One Thing Humans are Still Better at than Machines: Turning Left
In the Boston Globe last week, Hiawatha Bray wrote a fascinating article detailing one of the toughest programming challenges for self-driving cars: teaching them to turn left safely. Left turns are challenging because they involve crossing lanes of oncoming traffic while interpreting psychology and predicting other humans' behavior. You have to know how to read the signals to determine when it is safe to make the left turn in many different conditions.

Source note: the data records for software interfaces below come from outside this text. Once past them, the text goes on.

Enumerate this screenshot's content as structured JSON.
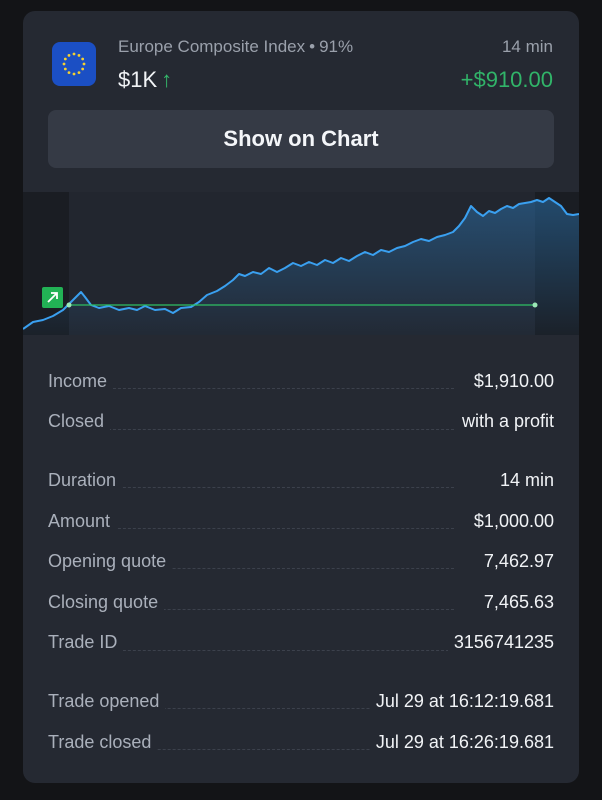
{
  "header": {
    "asset_name": "Europe Composite Index",
    "payout": "91%",
    "duration": "14 min",
    "amount": "$1K",
    "profit": "+$910.00",
    "flag_icon": "eu-flag-icon"
  },
  "actions": {
    "show_on_chart": "Show on Chart"
  },
  "colors": {
    "card": "#252932",
    "profit_green": "#31b469",
    "line_blue": "#3aa0f0",
    "flag_blue": "#1b4fc4"
  },
  "details": {
    "income_label": "Income",
    "income_value": "$1,910.00",
    "closed_label": "Closed",
    "closed_value": "with a profit",
    "duration_label": "Duration",
    "duration_value": "14 min",
    "amount_label": "Amount",
    "amount_value": "$1,000.00",
    "opening_label": "Opening quote",
    "opening_value": "7,462.97",
    "closing_label": "Closing quote",
    "closing_value": "7,465.63",
    "tradeid_label": "Trade ID",
    "tradeid_value": "3156741235",
    "opened_label": "Trade opened",
    "opened_value": "Jul 29 at 16:12:19.681",
    "closedtime_label": "Trade closed",
    "closedtime_value": "Jul 29 at 16:26:19.681"
  }
}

Driverless cars do not know how to read humans and anticipate what human drivers will do. Humans know as they enter an intersection to begin to look for clues about what the other human drivers are doing, or likely to do so we can turn safely. Self-driving cars aren't this smart (yet) as they cannot read body language. At some point, self-driving cars will begin to communicate with each other at intersections so they can safely turn left.